NEW YORK – Some money managers are trying out social distancing of the financial kind. Fidelity Investments on Tuesday closed off three short-term U.S. government debt funds to new investors. It’s a market that has ballooned 42% so far this year to more than $1.1 trillion, according to data from the Investment Company Institute. Trouble is, high demand for Treasuries that mature in a year or less had started pushing yields into the red. Luckily for the industry, the $2.2 trillion U.S. stimulus package should yank them back.
The prospect of so-called negative yields on money-market vehicles does not hold the same potential for systemic calamity as when funds’ asset values drop below par – or break the buck, as it’s called. That’s a function of spiraling credit risk. Funds that invest solely in U.S. short-term U.S. government debt don’t have that worry, being instead a safe haven from such woes. But with interest rates effectively at zero, and fund managers at times buying paper from dealers for a tad less than face value, the returns on money-market funds become wafer-thin and over time could even go into the red.
There are ways the funds’ managers can try to avoid this. So far it’s paper with maturities of six months or less that dipped into negative territory. Managers could load up on nine- or 12-month Treasury bills – though that has limited use as the point of these funds is to provide liquidity, which means they do need to hold shorter-term paper, too. Or they could buy, say, nine-month bills that are due in a month, though done on any scale that would quickly push yields down, as well.
That’s why the next option is to close funds to new money and thus limit how much cash needs to find a new home. If that doesn’t do the trick, managers would probably cut or eliminate their fees. That’s what a number of funds did for a year or two after the 2008 financial crisis.
The stimulus package may render that moot. The Treasury Department is likely to issue Treasury bills to raise around 60% of the money it needs to support the economy, Goldman Sachs analysts reckon. This week alone the agency sold $319 billion-worth of bills, 70% higher than the record set 12 years ago. Throw in other needs like delayed tax receipts and April and May’s net issuance could easily hit $1.2 trillion, Goldman estimates.

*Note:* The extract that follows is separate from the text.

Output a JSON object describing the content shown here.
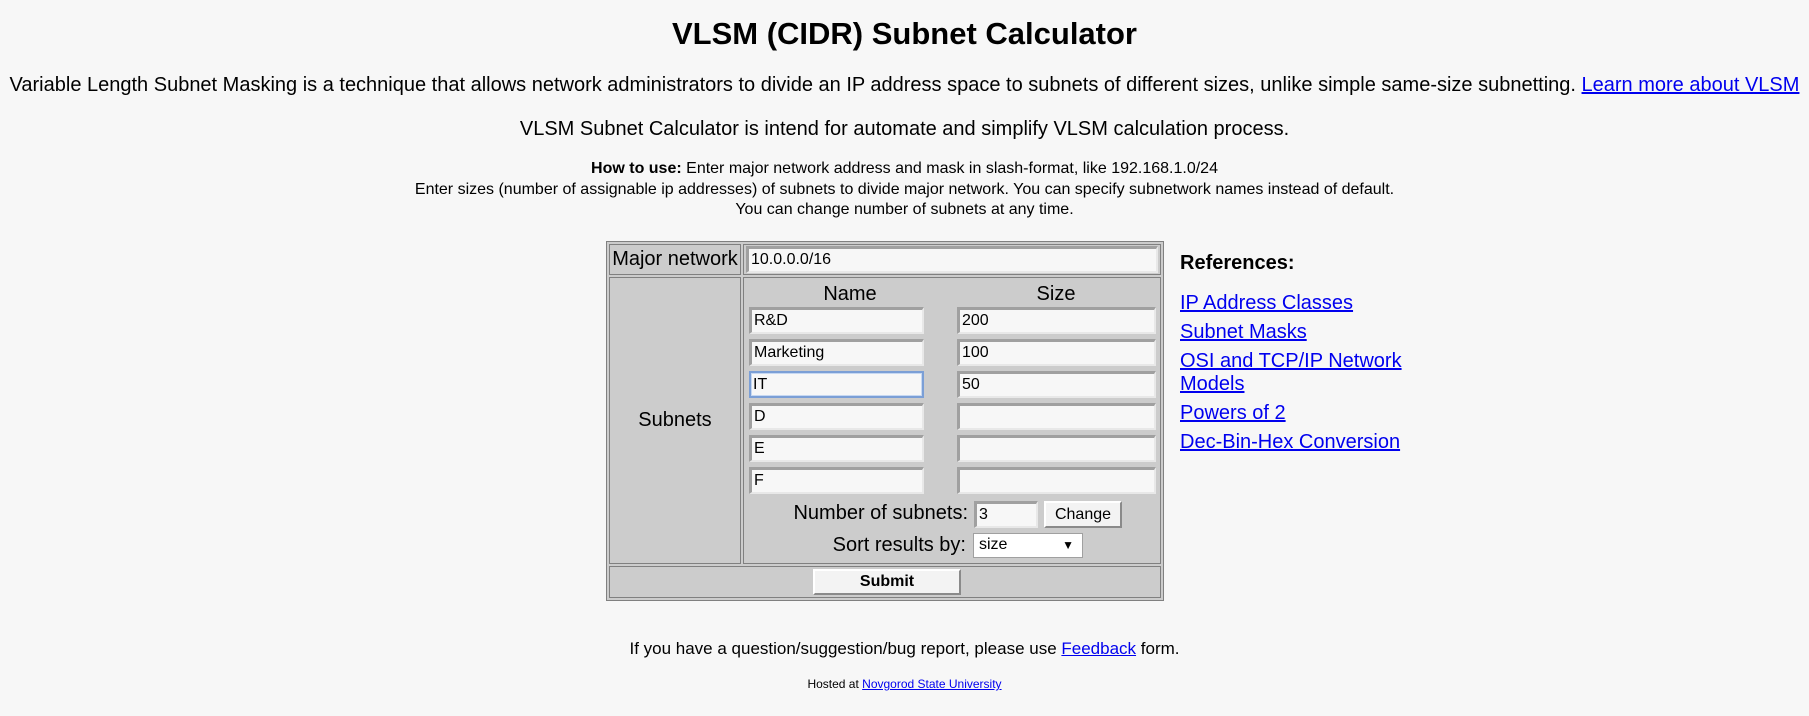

That ought to help stave off money-market negativity for now. But the anxieties among money-fund managers are an example of how an attempt to fix one wobble in the market can threaten to create another.
– The U.S. Treasury Department sold a record $319 billion of debt that matures in a year or less in the week starting March 30. The previous record, of $190 billion, was set in October 2008.
– The amount now sitting in money-market funds that invest solely in short-term U.S. government debt and repos has increased 42% since the end of 2019 to more than $1.1 trillion, according to data released on April 2 by the Investment Company Institute.
– Fidelity Investments said in a statement on March 31 that it was closing three Treasury money-market funds to new investors to protect their “ability to deliver positive net yields to shareholders.” Between them the funds managed more than $85 billion as of March 30.
© Reuters News 2020